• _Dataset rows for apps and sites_

----

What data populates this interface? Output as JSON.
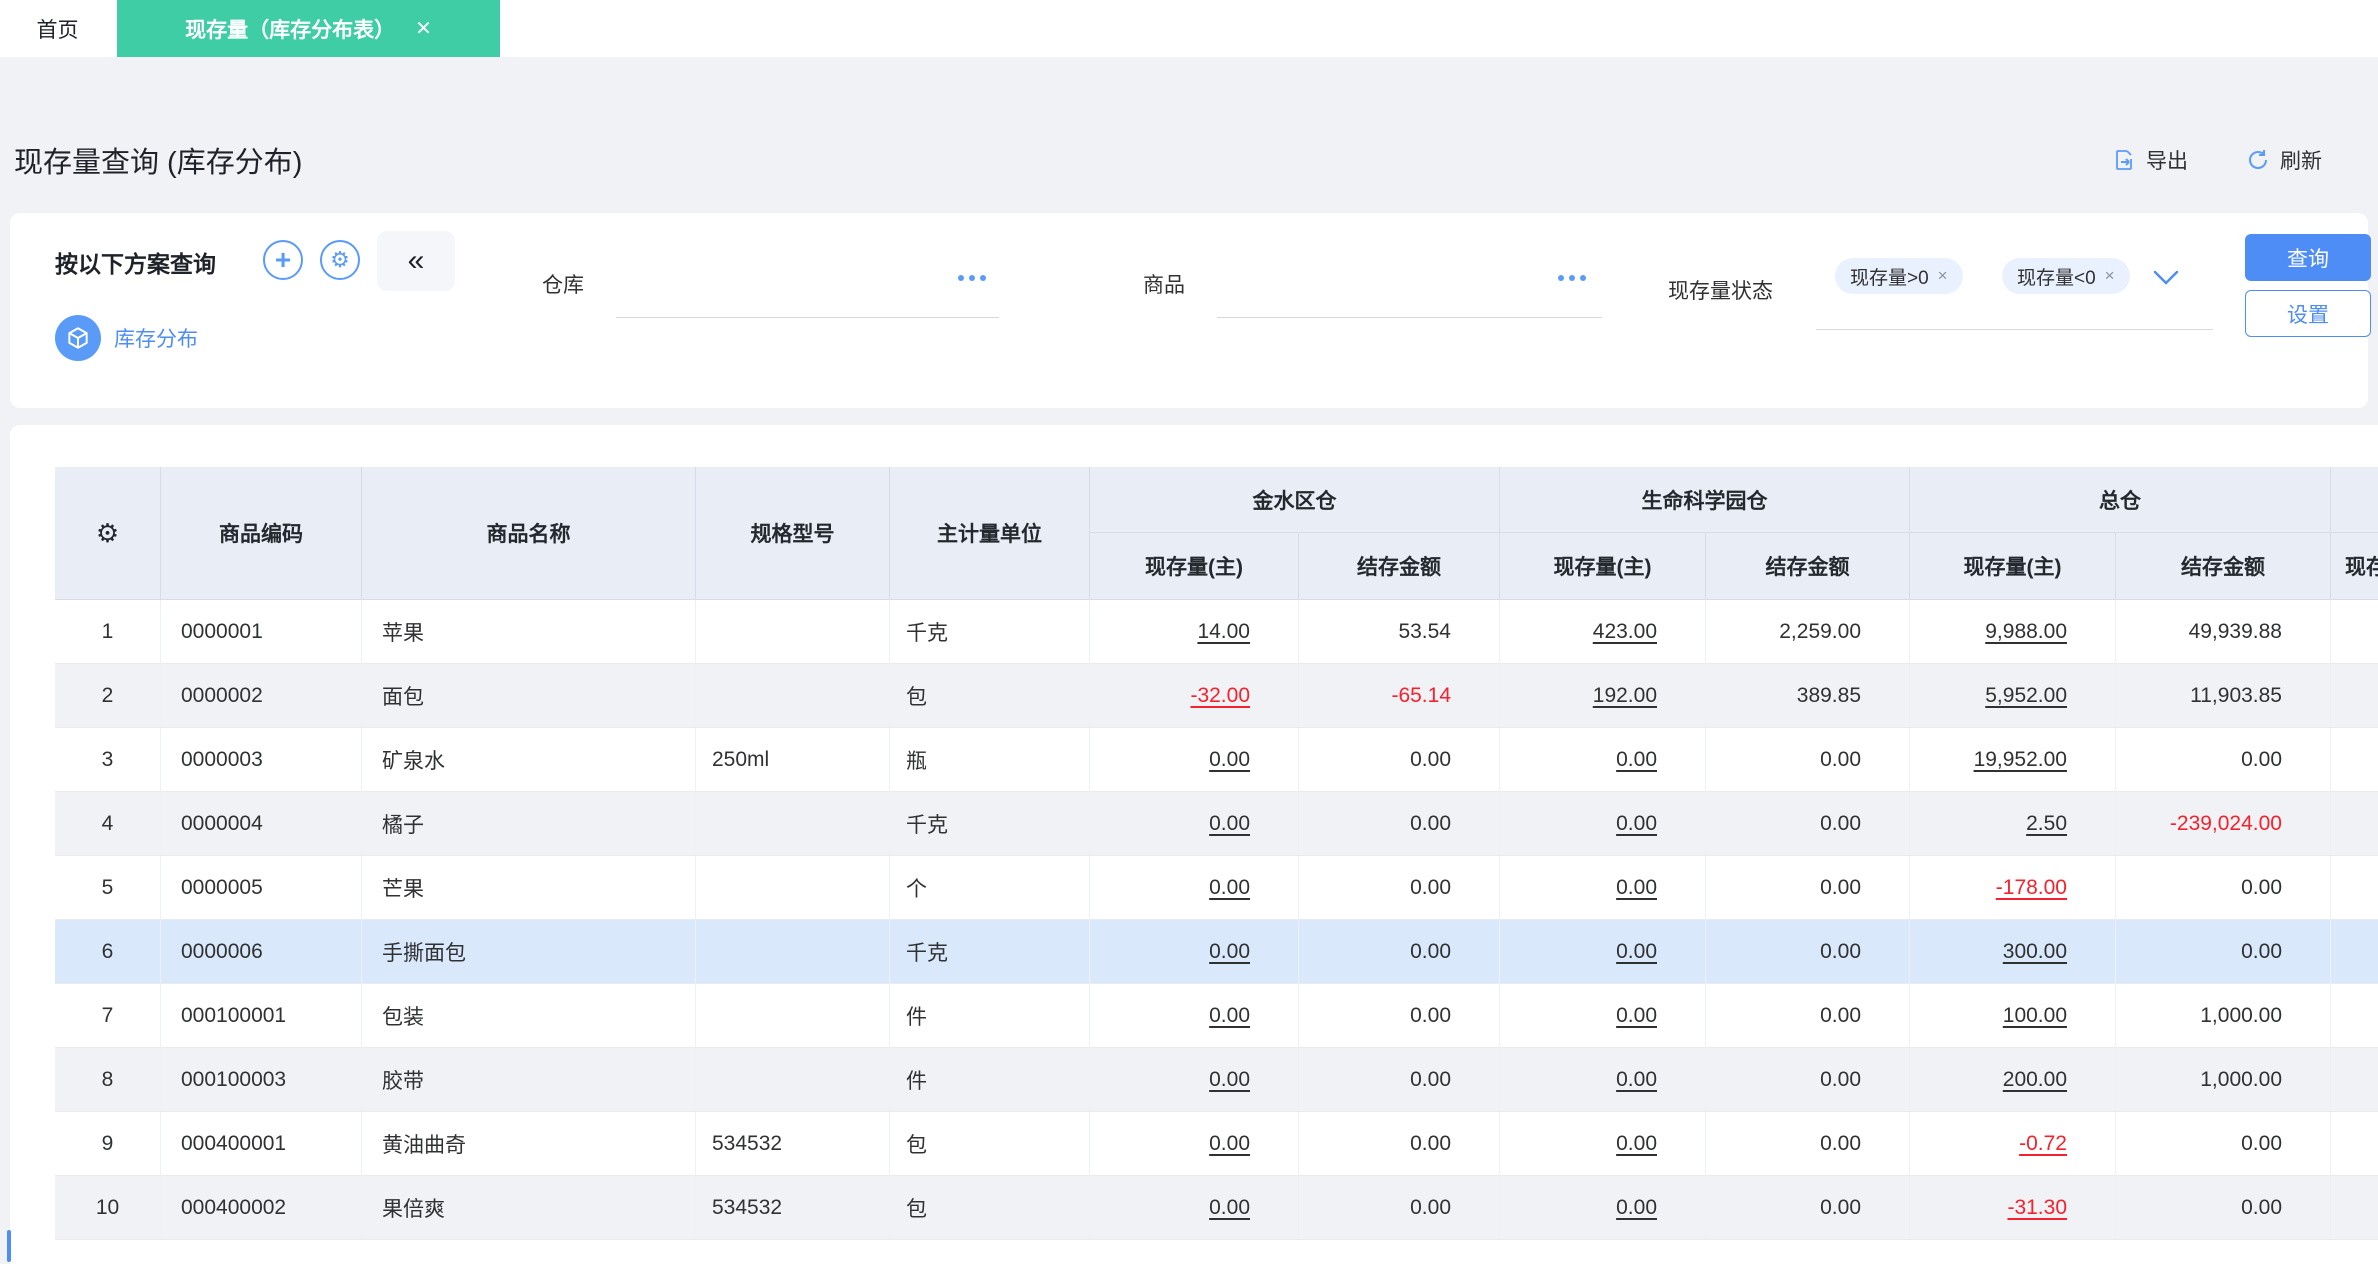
{
  "tabs": {
    "home": "首页",
    "active": "现存量（库存分布表）",
    "close": "✕"
  },
  "header": {
    "title": "现存量查询 (库存分布)",
    "export_label": "导出",
    "refresh_label": "刷新"
  },
  "filter": {
    "scheme_title": "按以下方案查询",
    "plus_icon": "+",
    "gear_icon": "⚙",
    "collapse_icon": "«",
    "scheme_item": "库存分布",
    "warehouse_label": "仓库",
    "product_label": "商品",
    "status_label": "现存量状态",
    "tags": [
      {
        "label": "现存量>0",
        "close": "×"
      },
      {
        "label": "现存量<0",
        "close": "×"
      }
    ],
    "query_button": "查询",
    "settings_button": "设置"
  },
  "table": {
    "gear_icon": "⚙",
    "columns": {
      "code": "商品编码",
      "name": "商品名称",
      "spec": "规格型号",
      "unit": "主计量单位"
    },
    "sub_qty": "现存量(主)",
    "sub_amount": "结存金额",
    "groups": [
      "金水区仓",
      "生命科学园仓",
      "总仓"
    ],
    "partial_group": "",
    "partial_sub": "现存量(主)",
    "rows": [
      {
        "num": "1",
        "code": "0000001",
        "name": "苹果",
        "spec": "",
        "unit": "千克",
        "values": [
          "14.00",
          "53.54",
          "423.00",
          "2,259.00",
          "9,988.00",
          "49,939.88"
        ]
      },
      {
        "num": "2",
        "code": "0000002",
        "name": "面包",
        "spec": "",
        "unit": "包",
        "values": [
          "-32.00",
          "-65.14",
          "192.00",
          "389.85",
          "5,952.00",
          "11,903.85"
        ]
      },
      {
        "num": "3",
        "code": "0000003",
        "name": "矿泉水",
        "spec": "250ml",
        "unit": "瓶",
        "values": [
          "0.00",
          "0.00",
          "0.00",
          "0.00",
          "19,952.00",
          "0.00"
        ]
      },
      {
        "num": "4",
        "code": "0000004",
        "name": "橘子",
        "spec": "",
        "unit": "千克",
        "values": [
          "0.00",
          "0.00",
          "0.00",
          "0.00",
          "2.50",
          "-239,024.00"
        ]
      },
      {
        "num": "5",
        "code": "0000005",
        "name": "芒果",
        "spec": "",
        "unit": "个",
        "values": [
          "0.00",
          "0.00",
          "0.00",
          "0.00",
          "-178.00",
          "0.00"
        ]
      },
      {
        "num": "6",
        "code": "0000006",
        "name": "手撕面包",
        "spec": "",
        "unit": "千克",
        "selected": true,
        "values": [
          "0.00",
          "0.00",
          "0.00",
          "0.00",
          "300.00",
          "0.00"
        ]
      },
      {
        "num": "7",
        "code": "000100001",
        "name": "包装",
        "spec": "",
        "unit": "件",
        "values": [
          "0.00",
          "0.00",
          "0.00",
          "0.00",
          "100.00",
          "1,000.00"
        ]
      },
      {
        "num": "8",
        "code": "000100003",
        "name": "胶带",
        "spec": "",
        "unit": "件",
        "values": [
          "0.00",
          "0.00",
          "0.00",
          "0.00",
          "200.00",
          "1,000.00"
        ]
      },
      {
        "num": "9",
        "code": "000400001",
        "name": "黄油曲奇",
        "spec": "534532",
        "unit": "包",
        "values": [
          "0.00",
          "0.00",
          "0.00",
          "0.00",
          "-0.72",
          "0.00"
        ]
      },
      {
        "num": "10",
        "code": "000400002",
        "name": "果倍爽",
        "spec": "534532",
        "unit": "包",
        "values": [
          "0.00",
          "0.00",
          "0.00",
          "0.00",
          "-31.30",
          "0.00"
        ]
      }
    ]
  },
  "colors": {
    "tab_teal": "#3ecda4",
    "accent_blue": "#4d8df5",
    "icon_blue": "#5b9bf8",
    "negative_red": "#f5222d",
    "selected_row": "#d9e8fb"
  }
}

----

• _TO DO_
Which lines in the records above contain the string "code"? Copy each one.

• _RESPONSE BOX_
      "code": "商品编码",
        "code": "0000001",
        "code": "0000002",
        "code": "0000003",
        "code": "0000004",
        "code": "0000005",
        "code": "0000006",
        "code": "000100001",
        "code": "000100003",
        "code": "000400001",
        "code": "000400002",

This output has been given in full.